Recommendations for solutions to address these problems are plentiful, although, as many women recognize, it is a long process. Ilaria Cruz, a Guarani woman from Paraguay, proposed establishing agroecological schools to prepare Indigenous youth for the task of maintaining food sovereignty. She said that in her community, Indigenous organizations are saving seeds and have engaged in seed exchanges whereby they share successful seeds and maintain them by continuing to plant them. Alice, a Maasai woman from Kenya, describes how the women in her community have sought assistance from the government in address an inability to access water for growing food. They began planting greens and vegetables at the household level, and when climate change altered rain patterns, they again consulted with the government and now have a greenhouse, in which they can grow food in less time with less water. Despite the challenges, women’s self-determination is allowing them to face the issues and develop solutions. They need to learn to use irrigation systems and how to access markets but, she says, “I am sure we are able to produce a lot.” Cecilia Brito and her community are implementing a project to teach families to produce food at the household level and to bring in a small income. Her organization offers workshops to gather traditional knowledge about native foods and to teach people to produce their own food again based on the wisdom of their ancestors, creating “cooperation between the past and the present.”

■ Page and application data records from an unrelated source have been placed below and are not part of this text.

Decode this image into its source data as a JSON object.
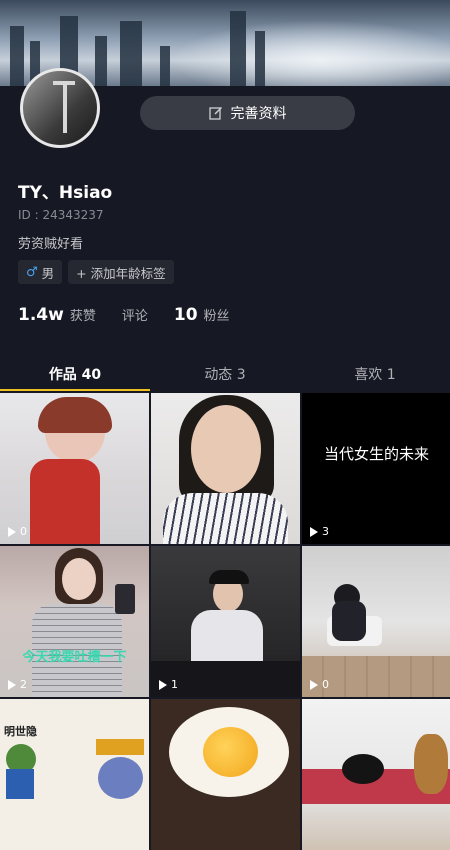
{
  "header": {
    "edit_button_label": "完善资料",
    "edit_icon": "edit-icon"
  },
  "profile": {
    "username": "TY、Hsiao",
    "id_text": "ID : 24343237",
    "bio": "劳资贼好看",
    "gender_icon": "male-icon",
    "gender_label": "男",
    "add_age_tag_label": "+ 添加年龄标签"
  },
  "stats": {
    "likes_value": "1.4w",
    "likes_label": "获赞",
    "comments_label": "评论",
    "fans_value": "10",
    "fans_label": "粉丝"
  },
  "tabs": [
    {
      "label": "作品 40"
    },
    {
      "label": "动态 3"
    },
    {
      "label": "喜欢 1"
    }
  ],
  "videos": [
    {
      "play_count": "0"
    },
    {
      "play_count": ""
    },
    {
      "play_count": "3",
      "overlay_text": "当代女生的未来"
    },
    {
      "play_count": "2",
      "overlay_text": "今天我要吐槽一下"
    },
    {
      "play_count": "1"
    },
    {
      "play_count": "0"
    },
    {
      "play_count": "",
      "overlay_text": "明世隐"
    },
    {
      "play_count": ""
    },
    {
      "play_count": ""
    }
  ],
  "colors": {
    "background": "#161823",
    "accent_tab_indicator": "#f0c020",
    "male_blue": "#4aa3f0"
  }
}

Indigenous women are especially important to the fight for food sovereignty. Cecilia Brito explained, “The special role of the Indigenous woman is to maintain the ways of our ancestors. [We fulfill] the important role of preserving our cultures. We produce and reproduce. For the most part, women are in our homes each day with our children, with our family, while the men go out. The woman is the one who most works the earth. As women we hold an important role as protagonists in moving forward.” All of the Indigenous women who spoke emphasized working toward food sovereignty and encouraging their families and communities to do so largely falls to them. Brito’s organization in particular is working to change this paradigm by encouraging couples and their children to produce food for their families together. As Brito puts it, and as the rest of the women agreed, they do this work “to preserve, to continue holding onto that which is ours.”